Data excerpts
- - - - -

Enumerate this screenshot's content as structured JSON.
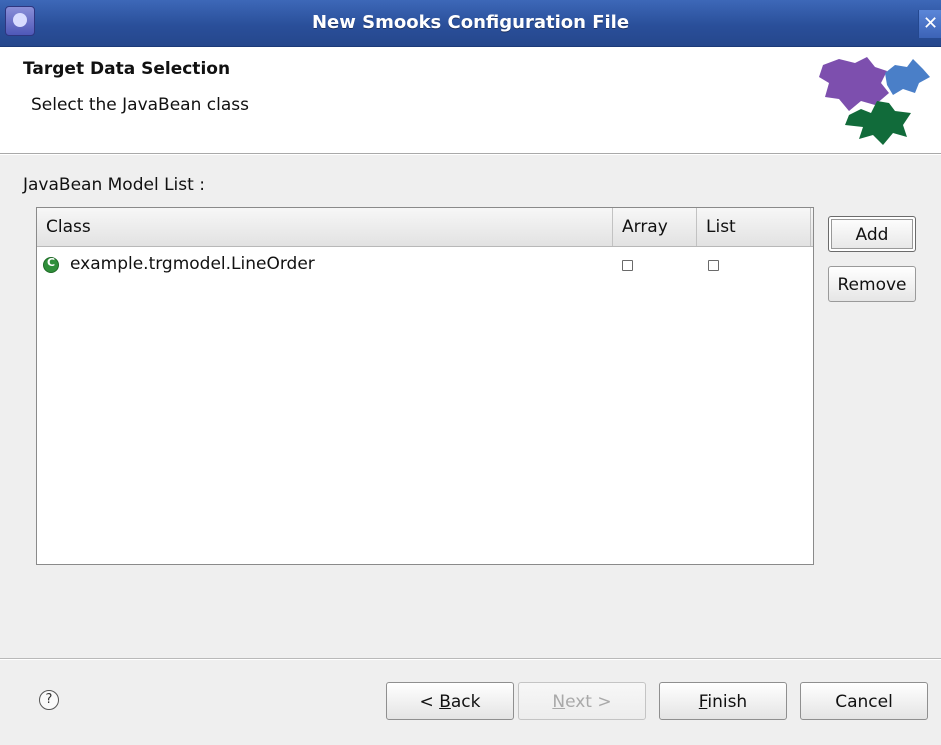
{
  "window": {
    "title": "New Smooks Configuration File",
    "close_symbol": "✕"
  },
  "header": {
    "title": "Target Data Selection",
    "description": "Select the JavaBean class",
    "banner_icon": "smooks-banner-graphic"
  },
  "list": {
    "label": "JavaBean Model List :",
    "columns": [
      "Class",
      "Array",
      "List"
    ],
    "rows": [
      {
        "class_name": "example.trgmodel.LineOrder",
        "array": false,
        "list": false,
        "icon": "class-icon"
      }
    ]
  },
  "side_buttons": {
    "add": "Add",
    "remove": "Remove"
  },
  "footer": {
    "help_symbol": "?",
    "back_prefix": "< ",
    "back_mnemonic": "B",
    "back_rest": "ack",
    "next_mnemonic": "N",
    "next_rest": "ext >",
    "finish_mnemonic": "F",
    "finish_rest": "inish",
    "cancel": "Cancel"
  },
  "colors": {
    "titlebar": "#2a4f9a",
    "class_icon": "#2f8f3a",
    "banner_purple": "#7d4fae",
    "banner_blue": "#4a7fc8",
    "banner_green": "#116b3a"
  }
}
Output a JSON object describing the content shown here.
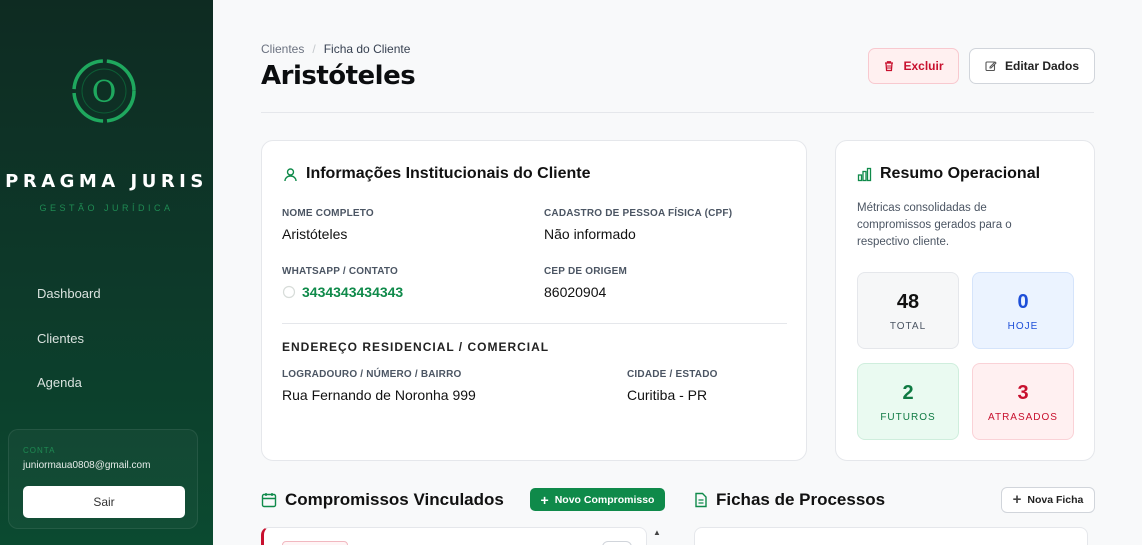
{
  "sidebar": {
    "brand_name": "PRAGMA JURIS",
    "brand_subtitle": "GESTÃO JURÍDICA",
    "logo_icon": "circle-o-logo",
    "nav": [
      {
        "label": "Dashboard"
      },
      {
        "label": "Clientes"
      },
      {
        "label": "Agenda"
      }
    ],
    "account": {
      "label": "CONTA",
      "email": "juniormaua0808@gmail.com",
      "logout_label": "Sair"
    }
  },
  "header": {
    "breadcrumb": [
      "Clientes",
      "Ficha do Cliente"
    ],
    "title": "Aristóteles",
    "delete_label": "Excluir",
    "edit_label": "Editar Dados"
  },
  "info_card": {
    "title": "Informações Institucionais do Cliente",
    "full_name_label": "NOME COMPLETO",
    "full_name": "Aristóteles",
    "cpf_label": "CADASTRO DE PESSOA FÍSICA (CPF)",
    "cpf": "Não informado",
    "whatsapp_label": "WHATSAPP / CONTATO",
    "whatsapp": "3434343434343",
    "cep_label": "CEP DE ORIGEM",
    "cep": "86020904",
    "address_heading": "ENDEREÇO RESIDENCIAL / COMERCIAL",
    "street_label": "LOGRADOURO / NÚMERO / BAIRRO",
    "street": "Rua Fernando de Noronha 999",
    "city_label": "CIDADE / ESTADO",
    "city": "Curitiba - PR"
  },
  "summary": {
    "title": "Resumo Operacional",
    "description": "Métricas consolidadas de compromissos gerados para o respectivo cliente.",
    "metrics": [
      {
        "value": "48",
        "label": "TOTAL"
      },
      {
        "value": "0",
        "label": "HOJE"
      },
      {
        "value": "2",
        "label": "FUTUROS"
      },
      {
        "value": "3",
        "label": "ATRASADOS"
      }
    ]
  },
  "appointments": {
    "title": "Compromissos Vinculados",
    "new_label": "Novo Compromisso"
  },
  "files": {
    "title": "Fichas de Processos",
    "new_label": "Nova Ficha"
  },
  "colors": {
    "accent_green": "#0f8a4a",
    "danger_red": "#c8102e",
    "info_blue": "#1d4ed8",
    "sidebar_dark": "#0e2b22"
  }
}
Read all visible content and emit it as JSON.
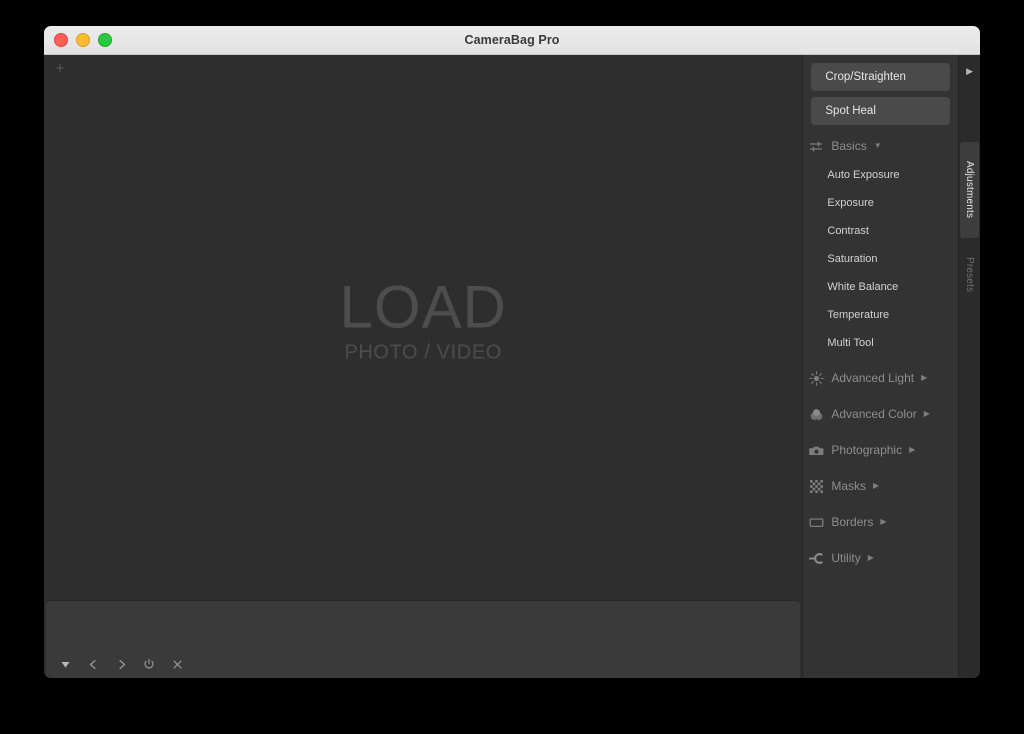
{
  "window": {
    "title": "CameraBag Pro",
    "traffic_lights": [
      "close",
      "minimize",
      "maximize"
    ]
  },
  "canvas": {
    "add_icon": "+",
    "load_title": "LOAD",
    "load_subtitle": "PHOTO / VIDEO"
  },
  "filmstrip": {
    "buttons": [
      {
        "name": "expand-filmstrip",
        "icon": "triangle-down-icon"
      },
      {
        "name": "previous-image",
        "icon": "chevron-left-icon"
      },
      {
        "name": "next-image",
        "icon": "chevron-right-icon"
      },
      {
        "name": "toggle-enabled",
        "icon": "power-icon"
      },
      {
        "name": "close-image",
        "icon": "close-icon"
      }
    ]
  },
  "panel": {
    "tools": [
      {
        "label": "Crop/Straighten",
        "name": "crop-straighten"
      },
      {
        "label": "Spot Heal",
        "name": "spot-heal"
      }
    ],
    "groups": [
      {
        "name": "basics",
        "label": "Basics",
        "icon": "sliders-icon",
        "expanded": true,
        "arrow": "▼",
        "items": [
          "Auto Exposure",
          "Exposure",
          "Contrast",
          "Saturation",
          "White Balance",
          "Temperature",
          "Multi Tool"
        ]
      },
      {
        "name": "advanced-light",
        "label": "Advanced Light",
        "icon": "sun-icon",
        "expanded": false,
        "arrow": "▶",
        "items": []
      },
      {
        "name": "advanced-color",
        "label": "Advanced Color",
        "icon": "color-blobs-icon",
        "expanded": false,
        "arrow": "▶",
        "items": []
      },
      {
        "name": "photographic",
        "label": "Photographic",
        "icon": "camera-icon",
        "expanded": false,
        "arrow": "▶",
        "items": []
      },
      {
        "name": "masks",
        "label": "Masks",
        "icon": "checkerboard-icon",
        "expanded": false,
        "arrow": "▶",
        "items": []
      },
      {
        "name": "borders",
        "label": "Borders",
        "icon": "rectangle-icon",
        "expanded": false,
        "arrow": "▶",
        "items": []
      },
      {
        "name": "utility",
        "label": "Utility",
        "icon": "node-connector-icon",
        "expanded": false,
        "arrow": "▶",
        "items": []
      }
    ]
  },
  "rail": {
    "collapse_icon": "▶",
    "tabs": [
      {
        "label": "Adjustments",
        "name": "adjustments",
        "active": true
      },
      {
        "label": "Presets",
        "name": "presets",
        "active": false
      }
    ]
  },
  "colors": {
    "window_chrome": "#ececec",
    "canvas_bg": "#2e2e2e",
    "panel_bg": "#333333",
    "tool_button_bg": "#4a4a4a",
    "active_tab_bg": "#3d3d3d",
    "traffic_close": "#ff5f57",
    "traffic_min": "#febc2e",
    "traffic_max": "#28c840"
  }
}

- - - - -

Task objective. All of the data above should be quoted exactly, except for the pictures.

Finished exercise.
Enumerate this screenshot's content as structured JSON.
{
  "window": {
    "title": "New Smooks Configuration File",
    "close_symbol": "✕"
  },
  "header": {
    "title": "Target Data Selection",
    "description": "Select the JavaBean class",
    "banner_icon": "smooks-banner-graphic"
  },
  "list": {
    "label": "JavaBean Model List :",
    "columns": [
      "Class",
      "Array",
      "List"
    ],
    "rows": [
      {
        "class_name": "example.trgmodel.LineOrder",
        "array": false,
        "list": false,
        "icon": "class-icon"
      }
    ]
  },
  "side_buttons": {
    "add": "Add",
    "remove": "Remove"
  },
  "footer": {
    "help_symbol": "?",
    "back_prefix": "< ",
    "back_mnemonic": "B",
    "back_rest": "ack",
    "next_mnemonic": "N",
    "next_rest": "ext >",
    "finish_mnemonic": "F",
    "finish_rest": "inish",
    "cancel": "Cancel"
  },
  "colors": {
    "titlebar": "#2a4f9a",
    "class_icon": "#2f8f3a",
    "banner_purple": "#7d4fae",
    "banner_blue": "#4a7fc8",
    "banner_green": "#116b3a"
  }
}
Output a JSON object describing the content shown here.
{
  "sidebar": {
    "brand_name": "PRAGMA JURIS",
    "brand_subtitle": "GESTÃO JURÍDICA",
    "logo_icon": "circle-o-logo",
    "nav": [
      {
        "label": "Dashboard"
      },
      {
        "label": "Clientes"
      },
      {
        "label": "Agenda"
      }
    ],
    "account": {
      "label": "CONTA",
      "email": "juniormaua0808@gmail.com",
      "logout_label": "Sair"
    }
  },
  "header": {
    "breadcrumb": [
      "Clientes",
      "Ficha do Cliente"
    ],
    "title": "Aristóteles",
    "delete_label": "Excluir",
    "edit_label": "Editar Dados"
  },
  "info_card": {
    "title": "Informações Institucionais do Cliente",
    "full_name_label": "NOME COMPLETO",
    "full_name": "Aristóteles",
    "cpf_label": "CADASTRO DE PESSOA FÍSICA (CPF)",
    "cpf": "Não informado",
    "whatsapp_label": "WHATSAPP / CONTATO",
    "whatsapp": "3434343434343",
    "cep_label": "CEP DE ORIGEM",
    "cep": "86020904",
    "address_heading": "ENDEREÇO RESIDENCIAL / COMERCIAL",
    "street_label": "LOGRADOURO / NÚMERO / BAIRRO",
    "street": "Rua Fernando de Noronha 999",
    "city_label": "CIDADE / ESTADO",
    "city": "Curitiba - PR"
  },
  "summary": {
    "title": "Resumo Operacional",
    "description": "Métricas consolidadas de compromissos gerados para o respectivo cliente.",
    "metrics": [
      {
        "value": "48",
        "label": "TOTAL"
      },
      {
        "value": "0",
        "label": "HOJE"
      },
      {
        "value": "2",
        "label": "FUTUROS"
      },
      {
        "value": "3",
        "label": "ATRASADOS"
      }
    ]
  },
  "appointments": {
    "title": "Compromissos Vinculados",
    "new_label": "Novo Compromisso"
  },
  "files": {
    "title": "Fichas de Processos",
    "new_label": "Nova Ficha"
  },
  "colors": {
    "accent_green": "#0f8a4a",
    "danger_red": "#c8102e",
    "info_blue": "#1d4ed8",
    "sidebar_dark": "#0e2b22"
  }
}
Read all visible content and emit it as JSON.
{
  "window": {
    "title": "CameraBag Pro",
    "traffic_lights": [
      "close",
      "minimize",
      "maximize"
    ]
  },
  "canvas": {
    "add_icon": "+",
    "load_title": "LOAD",
    "load_subtitle": "PHOTO / VIDEO"
  },
  "filmstrip": {
    "buttons": [
      {
        "name": "expand-filmstrip",
        "icon": "triangle-down-icon"
      },
      {
        "name": "previous-image",
        "icon": "chevron-left-icon"
      },
      {
        "name": "next-image",
        "icon": "chevron-right-icon"
      },
      {
        "name": "toggle-enabled",
        "icon": "power-icon"
      },
      {
        "name": "close-image",
        "icon": "close-icon"
      }
    ]
  },
  "panel": {
    "tools": [
      {
        "label": "Crop/Straighten",
        "name": "crop-straighten"
      },
      {
        "label": "Spot Heal",
        "name": "spot-heal"
      }
    ],
    "groups": [
      {
        "name": "basics",
        "label": "Basics",
        "icon": "sliders-icon",
        "expanded": true,
        "arrow": "▼",
        "items": [
          "Auto Exposure",
          "Exposure",
          "Contrast",
          "Saturation",
          "White Balance",
          "Temperature",
          "Multi Tool"
        ]
      },
      {
        "name": "advanced-light",
        "label": "Advanced Light",
        "icon": "sun-icon",
        "expanded": false,
        "arrow": "▶",
        "items": []
      },
      {
        "name": "advanced-color",
        "label": "Advanced Color",
        "icon": "color-blobs-icon",
        "expanded": false,
        "arrow": "▶",
        "items": []
      },
      {
        "name": "photographic",
        "label": "Photographic",
        "icon": "camera-icon",
        "expanded": false,
        "arrow": "▶",
        "items": []
      },
      {
        "name": "masks",
        "label": "Masks",
        "icon": "checkerboard-icon",
        "expanded": false,
        "arrow": "▶",
        "items": []
      },
      {
        "name": "borders",
        "label": "Borders",
        "icon": "rectangle-icon",
        "expanded": false,
        "arrow": "▶",
        "items": []
      },
      {
        "name": "utility",
        "label": "Utility",
        "icon": "node-connector-icon",
        "expanded": false,
        "arrow": "▶",
        "items": []
      }
    ]
  },
  "rail": {
    "collapse_icon": "▶",
    "tabs": [
      {
        "label": "Adjustments",
        "name": "adjustments",
        "active": true
      },
      {
        "label": "Presets",
        "name": "presets",
        "active": false
      }
    ]
  },
  "colors": {
    "window_chrome": "#ececec",
    "canvas_bg": "#2e2e2e",
    "panel_bg": "#333333",
    "tool_button_bg": "#4a4a4a",
    "active_tab_bg": "#3d3d3d",
    "traffic_close": "#ff5f57",
    "traffic_min": "#febc2e",
    "traffic_max": "#28c840"
  }
}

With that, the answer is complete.